AdSpace Media recently signed on Ruth's Chris Steakhouse, which will advertise during a 3 p.m. to 7 p.m. day part. It has also worked with broadcast and cable networks on "tune-in-tonight" campaigns, including one leading up to the premiere of NBC's "Medium." Mr. Henderson, who previously ran CNBC's sales group, notes that he's trying to "run this like CNBC ... traffic logs and schedules are very important."
Mike DeFranz runs Captivate Network, which sells advertising on 5,500 flat-panel TVs in elevators throughout the U.S. and Canada. Captivate, he said, opens up a whole new day part that out-of-home advertisers have typically shied from: the middle of the workday. "If you look at how media has been used, it's typically on the bookends of the day," he said. The network can target specific buildings and change creative by day part or day of the week. "We know you're coming back to work tomorrow so we can evolve creative," he said. "On day one we say Volvo is a safe vehicle, on day two we talk about its quality, day three concentrates on performance, and so on."
As part of a pilot project in Minneapolis, indoor/outdoor advertising company NextMedia Group has installed more than 100 Internet-connected LCD screens in the vanity areas of public bathrooms at restaurants and arenas. The test has attracted such advertisers as local TV stations, who advertise their evening newscasts during dinner, and the Minnesota Lottery, which can change its ads to reflect the most current jackpot.
right place, right time

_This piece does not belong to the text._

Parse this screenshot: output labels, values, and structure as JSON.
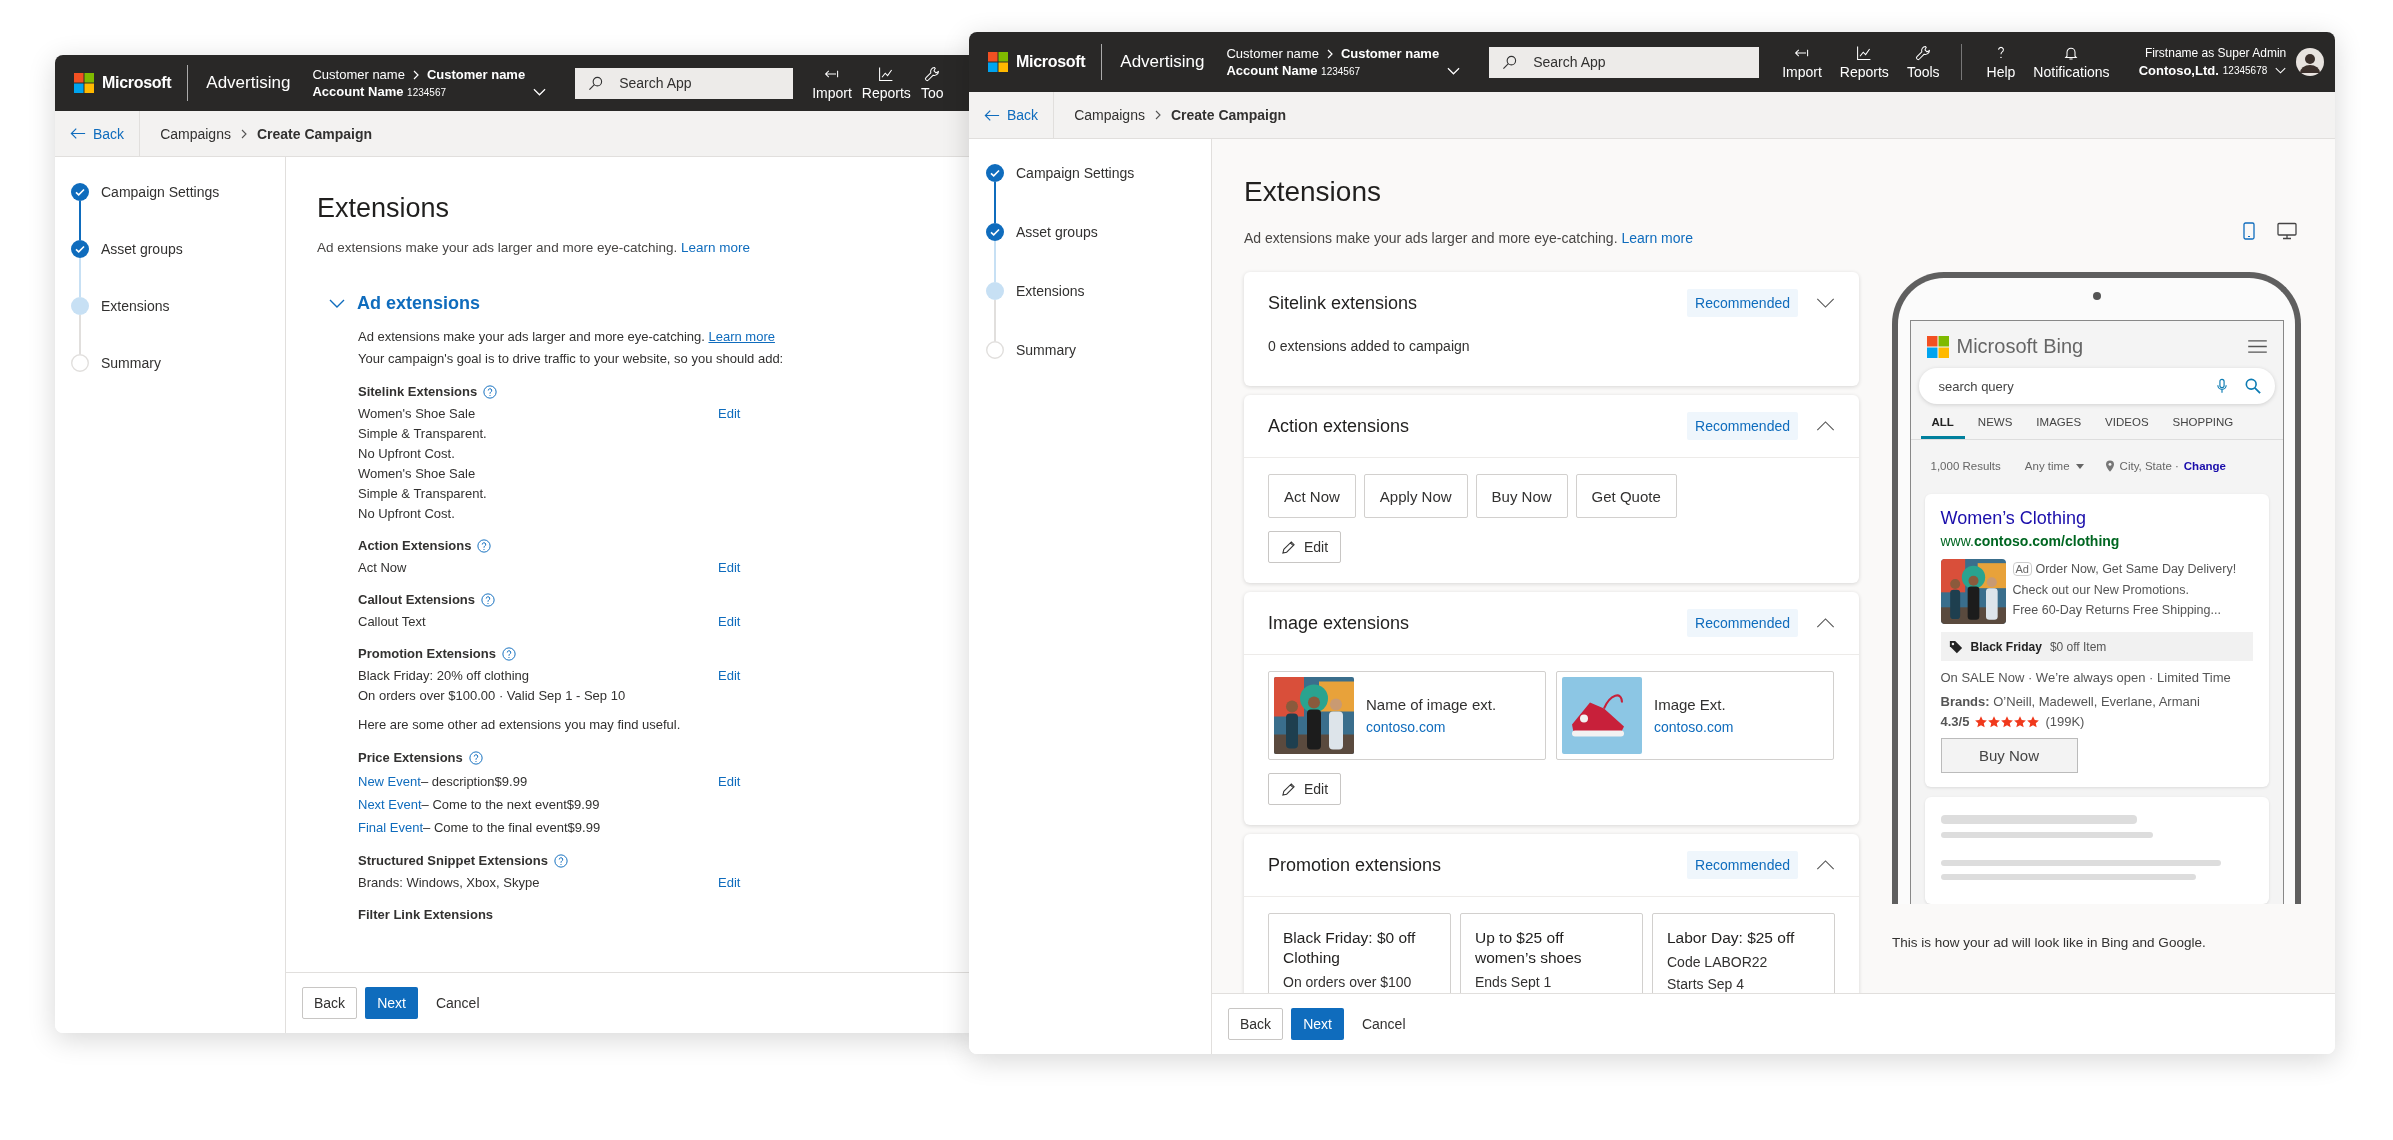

Going digital may allow the industry, which has long yearned for a larger slice of the advertising pie, to grow its share at the expense of other day-parted media-most likely, TV. According to Outdoor Advertising Association of America, outdoor accounts for 3% to 4% of total ad spending; Stephen Freitas, the OAAA's chief marketing officer, thinks it could eventually capture 10%. The technology, he says, puts outdoor "at the right place at the right time, with other media having problems reaching audiences. ... Outdoor is not an on-demand medium. You can't choose to see it, you have to see it."
Mr. Meyer loves to point out the implications in the macro advertising mix. "All of these different media are under pressure because technological advances are threatening the old business model," he said. "But think about how technology relates to outdoor. There is virtually no advance that threatens our business-at least not for a long, long time."
Additionally, the ability to change messages on a dime has cracked open new outdoor advertising categories and allowed existing outdoor advertisers to incorporate more of their media plan into outdoor. Retailers can use digital outdoor to tout slower-moving products or advertise a short-term sale.
Bill Ripp, Lamar's area field manager for its digital SmartBoards, said financial companies in Pittsburgh are broadcasting call-to-action messages where they used to only display branding campaigns. Says Clear Channel's Mr. Meyer: "Our greatest weakness as an ad medium was not being able to react as quickly as others."
Digital advertising typically carries higher CPMs than static ones, though the premium Clear Channel will charge on its digital billboards in Cleveland has yet to be determined. It will shake out by "trial and error," said Mr. Meyer. Mr. Ripp estimated that CPMs on Lamar's digital boards run about twice those of vinyl billboards, though it varies from case to case. AdSpace Media charges a $2.06 CPM for its indoor digital signs.
Arbitron, Nielsen Media Research and the Traffic Audit Bureau are all involved in trying to create better measurement for the dynamic medium. Nielsen recently wrapped up a recent GPS-oriented trial in Chicago, the TAB is adding a "likelihood-to-see" component to its indices and Arbitron is working to integrate outdoor into its Apollo project. "To me, [digitized outdoor] is like when FM radio came out," said Joan Gerberding, VP of Arbitron Outdoor. "It's the next step."